One of the most remote golf courses in the world, Royal Thimphu Golf Club lies in a gentle fold of the Himalayas, just outside the nation’s capital city and it’s a 9-hole layout that sits beside the spectacular 17th century Tashicho Dzong (the Palace and offices of the King and the recognized seat of government).
Established in the early 1970s by an Indian Army officer, the membership of approximately 100 golfers is made up of mainly government officials and diplomats, though visitors are more than welcome to play the course with a day ticket costing the equivalent of around 50 US dollars, including club rental.
Two sets of tees are assigned to every hole to allow for a full 18-hole round and manmade water hazards in the shape of greenside ponds come into play at four of the holes. Ron Fream, the respected American course architect, has advised on improvements to the layout and the R&A have provided financial support in recent times to upgrade the course.
Conditioning at Royal Thimphu has been described as “similar to an upscale public course in the US” but the views of the surrounding landscape are beyond compare – and where in the world could you find a handicap list fixed to the clubhouse window with “His Majesty, 13.2” at the top of it?
The club hosts several events throughout the year including the Bhutan Open and the Indian Embassy-sponsored Maruti Open.
Architect Ron Fream commented as follows:
A wondrous semi-remote, semi-hidden, surely protected middle kingdom well up in the Himalayas, lodged between China’s Tibet and India’s far east states. Thimphu, the capital, has had television for a decade or so and in 2008 a proper, fully paved, road was completed from Paro (where the airport is) to Thimphu. Now the drive (or race) is less than one hour. A population boom has increased inhabitants to around 100,000 from 60,000 a few years ago. Prosperity attracts.
Royal Thimphu Golf Club is Bhutan’s only proper golf course and 9 holes at that. The altitude of 2500m makes the ball fly nicely. The dense grassy rough still eat balls. Views are spectacular to rising mountains. The 3,500 meter ones block out the 5,000 and 6,500-meter peaks at Tibet’s edge beyond. The King’s Royal Palace – the Dzong – also houses the supreme Buddhist monk and this striking building dominates the view from the course.
Rough edges, semi-well cared for fairways and greens, some too small tees and a few misplaced bunkers add interest and challenge.

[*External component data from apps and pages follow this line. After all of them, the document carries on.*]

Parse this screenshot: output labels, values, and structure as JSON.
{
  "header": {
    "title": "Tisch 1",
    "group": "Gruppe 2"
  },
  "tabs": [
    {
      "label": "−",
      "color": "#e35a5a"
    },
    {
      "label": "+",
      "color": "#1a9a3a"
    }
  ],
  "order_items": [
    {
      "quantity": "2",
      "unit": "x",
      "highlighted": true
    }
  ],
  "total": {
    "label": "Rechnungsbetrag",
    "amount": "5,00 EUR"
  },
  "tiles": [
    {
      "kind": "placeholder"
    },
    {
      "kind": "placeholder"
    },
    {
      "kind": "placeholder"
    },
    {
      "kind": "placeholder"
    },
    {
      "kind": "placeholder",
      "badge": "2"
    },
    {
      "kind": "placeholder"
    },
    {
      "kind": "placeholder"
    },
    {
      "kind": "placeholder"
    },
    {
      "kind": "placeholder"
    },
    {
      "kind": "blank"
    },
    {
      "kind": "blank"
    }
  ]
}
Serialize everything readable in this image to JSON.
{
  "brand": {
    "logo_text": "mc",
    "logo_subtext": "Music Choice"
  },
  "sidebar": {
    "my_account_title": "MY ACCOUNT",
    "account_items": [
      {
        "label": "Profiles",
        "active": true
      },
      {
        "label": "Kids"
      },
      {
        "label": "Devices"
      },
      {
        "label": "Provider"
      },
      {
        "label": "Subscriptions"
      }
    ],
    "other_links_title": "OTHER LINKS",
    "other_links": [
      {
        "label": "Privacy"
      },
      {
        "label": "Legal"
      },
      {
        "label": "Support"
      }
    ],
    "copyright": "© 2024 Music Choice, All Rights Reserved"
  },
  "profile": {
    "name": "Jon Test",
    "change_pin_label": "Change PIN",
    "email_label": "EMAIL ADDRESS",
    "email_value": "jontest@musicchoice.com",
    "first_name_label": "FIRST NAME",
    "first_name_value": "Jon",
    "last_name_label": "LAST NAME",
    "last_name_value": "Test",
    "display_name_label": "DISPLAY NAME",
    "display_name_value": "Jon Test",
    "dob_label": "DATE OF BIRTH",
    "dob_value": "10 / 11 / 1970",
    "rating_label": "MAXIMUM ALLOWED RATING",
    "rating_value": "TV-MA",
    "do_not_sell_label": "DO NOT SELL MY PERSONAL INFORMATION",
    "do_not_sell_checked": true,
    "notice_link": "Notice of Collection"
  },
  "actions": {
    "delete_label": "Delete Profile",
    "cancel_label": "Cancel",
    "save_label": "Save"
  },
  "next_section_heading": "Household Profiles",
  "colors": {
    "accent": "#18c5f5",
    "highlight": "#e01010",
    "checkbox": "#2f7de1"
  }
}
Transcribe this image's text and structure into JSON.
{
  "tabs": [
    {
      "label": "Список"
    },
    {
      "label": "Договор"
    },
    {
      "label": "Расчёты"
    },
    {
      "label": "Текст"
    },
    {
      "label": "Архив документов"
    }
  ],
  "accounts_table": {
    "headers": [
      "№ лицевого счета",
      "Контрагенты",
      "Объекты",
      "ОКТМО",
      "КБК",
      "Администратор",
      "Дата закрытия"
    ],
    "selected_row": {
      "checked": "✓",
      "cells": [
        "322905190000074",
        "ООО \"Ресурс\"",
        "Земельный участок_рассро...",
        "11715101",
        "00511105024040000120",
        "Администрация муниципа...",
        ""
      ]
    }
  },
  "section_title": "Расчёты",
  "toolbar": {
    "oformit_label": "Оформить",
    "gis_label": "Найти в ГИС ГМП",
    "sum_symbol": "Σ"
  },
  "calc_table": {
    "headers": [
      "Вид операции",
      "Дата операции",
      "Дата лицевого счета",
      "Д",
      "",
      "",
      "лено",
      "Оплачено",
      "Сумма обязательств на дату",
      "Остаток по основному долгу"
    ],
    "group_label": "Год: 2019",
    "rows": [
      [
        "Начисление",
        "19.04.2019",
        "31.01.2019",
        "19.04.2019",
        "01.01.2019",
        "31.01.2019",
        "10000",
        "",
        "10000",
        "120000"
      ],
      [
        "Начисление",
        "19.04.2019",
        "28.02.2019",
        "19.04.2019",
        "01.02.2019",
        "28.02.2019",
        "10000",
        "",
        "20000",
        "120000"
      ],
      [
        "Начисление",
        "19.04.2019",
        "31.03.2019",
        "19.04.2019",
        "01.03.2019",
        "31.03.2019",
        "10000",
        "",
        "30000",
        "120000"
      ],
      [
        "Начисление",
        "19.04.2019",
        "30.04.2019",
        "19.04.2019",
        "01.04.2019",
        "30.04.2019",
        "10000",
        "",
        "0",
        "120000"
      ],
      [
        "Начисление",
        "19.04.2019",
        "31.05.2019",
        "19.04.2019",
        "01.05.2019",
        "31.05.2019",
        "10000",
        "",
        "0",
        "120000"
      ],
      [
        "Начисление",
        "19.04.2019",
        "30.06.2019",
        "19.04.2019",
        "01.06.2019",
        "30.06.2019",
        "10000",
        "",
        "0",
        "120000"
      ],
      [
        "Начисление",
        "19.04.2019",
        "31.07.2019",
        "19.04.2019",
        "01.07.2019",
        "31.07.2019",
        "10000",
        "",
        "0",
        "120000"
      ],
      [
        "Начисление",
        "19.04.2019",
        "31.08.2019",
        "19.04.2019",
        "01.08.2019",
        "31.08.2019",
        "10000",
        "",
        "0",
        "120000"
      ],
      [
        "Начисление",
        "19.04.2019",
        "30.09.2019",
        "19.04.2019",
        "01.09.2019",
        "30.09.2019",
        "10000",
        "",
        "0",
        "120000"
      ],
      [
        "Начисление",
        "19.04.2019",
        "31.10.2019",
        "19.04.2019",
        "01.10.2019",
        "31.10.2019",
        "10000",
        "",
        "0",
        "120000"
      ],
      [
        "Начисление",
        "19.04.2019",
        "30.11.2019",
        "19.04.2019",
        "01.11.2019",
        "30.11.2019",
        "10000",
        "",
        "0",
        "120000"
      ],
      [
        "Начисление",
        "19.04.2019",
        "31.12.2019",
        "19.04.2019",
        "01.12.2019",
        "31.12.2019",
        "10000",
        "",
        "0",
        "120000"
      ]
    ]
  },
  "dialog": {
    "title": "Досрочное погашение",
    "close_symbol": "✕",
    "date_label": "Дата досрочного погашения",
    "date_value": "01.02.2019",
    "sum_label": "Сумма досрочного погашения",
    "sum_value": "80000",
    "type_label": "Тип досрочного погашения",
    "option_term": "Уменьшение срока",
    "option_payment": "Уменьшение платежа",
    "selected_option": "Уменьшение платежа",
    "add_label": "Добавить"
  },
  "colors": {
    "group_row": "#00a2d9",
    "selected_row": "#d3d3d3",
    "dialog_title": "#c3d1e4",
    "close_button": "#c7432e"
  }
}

Golf play is delightful so long as you realize there are options to Augusta National’s immaculate perfection. Playing golf at Royal Thimphu offers cultural exposure and architecture unlike elsewhere. Watch the Bhutan Youth Golf students perfect their play when few knew golf from kite flying five years ago. A one of a kind place due the respect of invigorated traveling golfers.